[Input records Boundary: Start]

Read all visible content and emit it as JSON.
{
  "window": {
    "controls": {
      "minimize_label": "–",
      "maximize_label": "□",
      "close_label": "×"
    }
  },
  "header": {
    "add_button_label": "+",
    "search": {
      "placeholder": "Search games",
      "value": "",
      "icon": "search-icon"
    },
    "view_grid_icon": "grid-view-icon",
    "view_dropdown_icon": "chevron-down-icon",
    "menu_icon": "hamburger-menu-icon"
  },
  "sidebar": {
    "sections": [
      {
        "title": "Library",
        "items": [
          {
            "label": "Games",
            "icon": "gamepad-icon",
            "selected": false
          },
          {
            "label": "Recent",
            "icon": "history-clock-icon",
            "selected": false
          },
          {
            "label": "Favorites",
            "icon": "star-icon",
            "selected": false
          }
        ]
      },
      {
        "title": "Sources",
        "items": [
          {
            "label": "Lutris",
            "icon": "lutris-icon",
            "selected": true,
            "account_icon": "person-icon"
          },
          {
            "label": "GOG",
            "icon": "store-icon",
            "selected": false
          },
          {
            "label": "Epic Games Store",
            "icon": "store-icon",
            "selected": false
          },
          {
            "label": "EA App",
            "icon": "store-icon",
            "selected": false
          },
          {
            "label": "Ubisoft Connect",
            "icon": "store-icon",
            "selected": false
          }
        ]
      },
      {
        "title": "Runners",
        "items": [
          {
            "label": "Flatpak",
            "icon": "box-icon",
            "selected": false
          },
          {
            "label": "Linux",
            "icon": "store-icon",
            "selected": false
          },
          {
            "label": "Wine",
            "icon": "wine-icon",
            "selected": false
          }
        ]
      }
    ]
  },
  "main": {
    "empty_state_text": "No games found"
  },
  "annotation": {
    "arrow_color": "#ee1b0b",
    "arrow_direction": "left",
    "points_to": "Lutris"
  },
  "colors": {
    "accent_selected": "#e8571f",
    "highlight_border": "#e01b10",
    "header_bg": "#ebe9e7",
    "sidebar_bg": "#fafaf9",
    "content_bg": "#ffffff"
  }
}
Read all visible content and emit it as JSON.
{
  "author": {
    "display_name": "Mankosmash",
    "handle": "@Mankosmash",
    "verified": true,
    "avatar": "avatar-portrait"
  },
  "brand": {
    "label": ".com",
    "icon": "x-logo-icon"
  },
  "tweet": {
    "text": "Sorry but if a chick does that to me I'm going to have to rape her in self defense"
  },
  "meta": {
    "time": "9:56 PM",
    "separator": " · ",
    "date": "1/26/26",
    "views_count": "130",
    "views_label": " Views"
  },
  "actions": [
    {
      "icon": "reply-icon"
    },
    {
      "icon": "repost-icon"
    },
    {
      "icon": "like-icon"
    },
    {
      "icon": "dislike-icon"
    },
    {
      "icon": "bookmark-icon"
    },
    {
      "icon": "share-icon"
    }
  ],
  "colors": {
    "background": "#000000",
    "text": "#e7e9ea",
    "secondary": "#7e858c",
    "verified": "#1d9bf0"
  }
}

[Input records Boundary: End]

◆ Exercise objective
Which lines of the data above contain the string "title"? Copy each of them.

◆ Answer to this exercise
        "title": "Library",
        "title": "Sources",
        "title": "Runners",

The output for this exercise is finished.